**GOAL OF THE EXERCISE**
Your answer should be one number: how many lines of the data include the string "When"?

+--

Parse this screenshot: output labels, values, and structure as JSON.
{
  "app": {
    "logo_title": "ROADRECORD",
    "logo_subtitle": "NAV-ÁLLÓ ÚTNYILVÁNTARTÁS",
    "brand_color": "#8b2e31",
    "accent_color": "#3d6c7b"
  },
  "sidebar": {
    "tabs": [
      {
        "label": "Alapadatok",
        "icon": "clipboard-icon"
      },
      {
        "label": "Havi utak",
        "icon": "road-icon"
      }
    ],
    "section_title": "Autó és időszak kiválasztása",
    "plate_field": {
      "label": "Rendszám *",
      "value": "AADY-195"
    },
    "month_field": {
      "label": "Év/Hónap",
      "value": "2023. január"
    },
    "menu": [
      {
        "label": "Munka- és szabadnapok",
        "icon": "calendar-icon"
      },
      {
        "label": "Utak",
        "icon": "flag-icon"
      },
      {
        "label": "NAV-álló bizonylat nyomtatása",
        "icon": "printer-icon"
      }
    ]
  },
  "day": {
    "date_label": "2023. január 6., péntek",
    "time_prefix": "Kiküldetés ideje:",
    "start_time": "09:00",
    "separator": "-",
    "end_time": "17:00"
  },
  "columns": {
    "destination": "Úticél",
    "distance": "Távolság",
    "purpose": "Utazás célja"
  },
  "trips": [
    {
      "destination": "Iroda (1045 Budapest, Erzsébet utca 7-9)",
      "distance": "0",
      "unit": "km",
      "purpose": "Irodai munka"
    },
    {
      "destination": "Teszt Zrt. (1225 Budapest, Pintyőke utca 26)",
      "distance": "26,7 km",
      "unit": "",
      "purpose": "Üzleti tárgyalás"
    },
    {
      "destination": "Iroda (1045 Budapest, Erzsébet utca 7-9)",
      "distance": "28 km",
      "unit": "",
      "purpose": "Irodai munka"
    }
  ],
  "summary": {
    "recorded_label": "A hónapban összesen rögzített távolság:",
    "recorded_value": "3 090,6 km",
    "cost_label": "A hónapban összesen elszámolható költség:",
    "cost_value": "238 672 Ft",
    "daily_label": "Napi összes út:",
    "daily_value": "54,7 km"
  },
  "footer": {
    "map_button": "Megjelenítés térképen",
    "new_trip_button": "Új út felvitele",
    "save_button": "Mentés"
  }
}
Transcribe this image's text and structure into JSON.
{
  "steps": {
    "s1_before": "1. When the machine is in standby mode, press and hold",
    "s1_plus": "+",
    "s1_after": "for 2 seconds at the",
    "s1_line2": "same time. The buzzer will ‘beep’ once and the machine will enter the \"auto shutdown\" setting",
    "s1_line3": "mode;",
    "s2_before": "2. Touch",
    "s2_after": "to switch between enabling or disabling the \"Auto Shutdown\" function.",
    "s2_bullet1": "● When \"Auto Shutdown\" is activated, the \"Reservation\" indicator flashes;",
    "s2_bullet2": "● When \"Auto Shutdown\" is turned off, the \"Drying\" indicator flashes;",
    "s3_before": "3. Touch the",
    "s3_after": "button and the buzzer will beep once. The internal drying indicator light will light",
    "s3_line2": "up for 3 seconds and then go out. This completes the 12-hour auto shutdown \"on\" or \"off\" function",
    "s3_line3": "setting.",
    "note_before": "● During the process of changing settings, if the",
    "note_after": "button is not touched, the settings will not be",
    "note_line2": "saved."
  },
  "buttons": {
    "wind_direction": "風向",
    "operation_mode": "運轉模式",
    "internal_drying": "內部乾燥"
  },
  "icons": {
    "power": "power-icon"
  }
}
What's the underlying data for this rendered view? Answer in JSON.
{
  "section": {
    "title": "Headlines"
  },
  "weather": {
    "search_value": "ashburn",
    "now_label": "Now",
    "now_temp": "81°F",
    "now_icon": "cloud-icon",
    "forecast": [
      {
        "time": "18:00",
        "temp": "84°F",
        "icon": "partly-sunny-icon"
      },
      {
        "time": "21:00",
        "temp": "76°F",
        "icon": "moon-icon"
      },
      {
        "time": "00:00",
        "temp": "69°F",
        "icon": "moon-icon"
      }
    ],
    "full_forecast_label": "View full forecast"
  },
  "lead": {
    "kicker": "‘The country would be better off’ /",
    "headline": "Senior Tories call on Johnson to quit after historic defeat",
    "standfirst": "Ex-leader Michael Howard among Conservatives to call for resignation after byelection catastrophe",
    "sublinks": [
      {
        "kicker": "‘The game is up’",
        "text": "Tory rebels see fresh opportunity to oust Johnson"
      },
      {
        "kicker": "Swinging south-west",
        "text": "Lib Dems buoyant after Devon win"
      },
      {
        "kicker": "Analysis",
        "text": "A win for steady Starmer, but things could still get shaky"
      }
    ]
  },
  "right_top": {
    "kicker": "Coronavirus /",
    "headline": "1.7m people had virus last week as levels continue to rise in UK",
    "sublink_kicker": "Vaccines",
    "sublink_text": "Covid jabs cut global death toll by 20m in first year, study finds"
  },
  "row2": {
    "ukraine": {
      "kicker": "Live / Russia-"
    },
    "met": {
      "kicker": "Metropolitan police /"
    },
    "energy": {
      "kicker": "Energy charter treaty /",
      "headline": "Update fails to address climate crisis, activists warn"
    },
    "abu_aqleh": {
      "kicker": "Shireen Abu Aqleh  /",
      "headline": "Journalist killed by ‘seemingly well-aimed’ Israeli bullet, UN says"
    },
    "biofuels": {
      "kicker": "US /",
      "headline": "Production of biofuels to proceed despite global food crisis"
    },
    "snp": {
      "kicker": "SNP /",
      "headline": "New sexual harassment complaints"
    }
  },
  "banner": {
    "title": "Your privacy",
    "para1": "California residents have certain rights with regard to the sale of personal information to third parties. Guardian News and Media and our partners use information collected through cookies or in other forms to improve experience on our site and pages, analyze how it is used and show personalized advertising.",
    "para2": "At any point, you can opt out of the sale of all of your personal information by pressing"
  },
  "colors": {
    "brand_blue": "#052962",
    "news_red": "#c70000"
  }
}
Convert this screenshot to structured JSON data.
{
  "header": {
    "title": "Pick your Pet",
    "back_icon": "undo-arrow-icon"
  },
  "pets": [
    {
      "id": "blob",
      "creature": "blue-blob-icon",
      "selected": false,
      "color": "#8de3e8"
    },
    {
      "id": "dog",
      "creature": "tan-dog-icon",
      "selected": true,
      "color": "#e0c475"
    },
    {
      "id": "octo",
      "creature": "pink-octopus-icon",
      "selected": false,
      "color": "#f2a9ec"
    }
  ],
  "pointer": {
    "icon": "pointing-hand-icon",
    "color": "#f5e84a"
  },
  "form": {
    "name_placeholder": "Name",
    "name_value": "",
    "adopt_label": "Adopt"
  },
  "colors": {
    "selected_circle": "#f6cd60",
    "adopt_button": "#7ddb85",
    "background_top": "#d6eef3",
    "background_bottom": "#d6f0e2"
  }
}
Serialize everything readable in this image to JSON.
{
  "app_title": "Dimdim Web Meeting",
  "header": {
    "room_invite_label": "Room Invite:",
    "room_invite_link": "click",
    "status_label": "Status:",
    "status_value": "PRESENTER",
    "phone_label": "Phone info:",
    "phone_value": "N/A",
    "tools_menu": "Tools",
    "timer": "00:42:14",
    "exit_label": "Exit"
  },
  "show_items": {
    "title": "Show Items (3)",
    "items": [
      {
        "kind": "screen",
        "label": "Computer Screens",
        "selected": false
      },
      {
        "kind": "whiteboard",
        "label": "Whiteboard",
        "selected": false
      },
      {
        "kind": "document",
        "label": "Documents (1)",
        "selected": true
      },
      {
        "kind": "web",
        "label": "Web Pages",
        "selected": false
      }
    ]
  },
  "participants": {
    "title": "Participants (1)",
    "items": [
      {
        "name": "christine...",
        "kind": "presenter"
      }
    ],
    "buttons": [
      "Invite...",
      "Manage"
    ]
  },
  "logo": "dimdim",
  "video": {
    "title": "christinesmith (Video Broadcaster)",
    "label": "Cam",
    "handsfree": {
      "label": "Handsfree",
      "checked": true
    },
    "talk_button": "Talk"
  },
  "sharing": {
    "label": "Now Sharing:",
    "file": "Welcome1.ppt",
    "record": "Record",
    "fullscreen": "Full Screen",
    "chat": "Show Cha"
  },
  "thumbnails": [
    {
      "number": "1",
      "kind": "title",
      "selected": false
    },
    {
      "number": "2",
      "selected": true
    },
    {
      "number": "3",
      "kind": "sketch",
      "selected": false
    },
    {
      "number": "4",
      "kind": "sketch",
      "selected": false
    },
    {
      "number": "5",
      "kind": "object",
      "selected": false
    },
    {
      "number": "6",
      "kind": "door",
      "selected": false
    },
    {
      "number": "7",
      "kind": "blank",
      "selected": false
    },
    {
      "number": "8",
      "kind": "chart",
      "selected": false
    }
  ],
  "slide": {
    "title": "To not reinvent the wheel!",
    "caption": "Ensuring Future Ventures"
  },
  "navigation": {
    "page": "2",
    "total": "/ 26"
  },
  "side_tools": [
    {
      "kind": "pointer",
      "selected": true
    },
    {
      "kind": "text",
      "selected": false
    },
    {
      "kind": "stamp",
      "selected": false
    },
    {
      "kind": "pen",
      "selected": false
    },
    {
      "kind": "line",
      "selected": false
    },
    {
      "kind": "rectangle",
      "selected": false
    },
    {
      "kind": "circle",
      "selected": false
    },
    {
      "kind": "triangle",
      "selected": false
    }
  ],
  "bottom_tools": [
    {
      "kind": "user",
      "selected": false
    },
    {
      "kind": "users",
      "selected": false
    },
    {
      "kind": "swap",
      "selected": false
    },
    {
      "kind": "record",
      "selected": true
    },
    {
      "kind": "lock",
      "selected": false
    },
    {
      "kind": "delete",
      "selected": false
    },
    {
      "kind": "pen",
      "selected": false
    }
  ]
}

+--

**SOLUTION TO THE PROBLEM**
3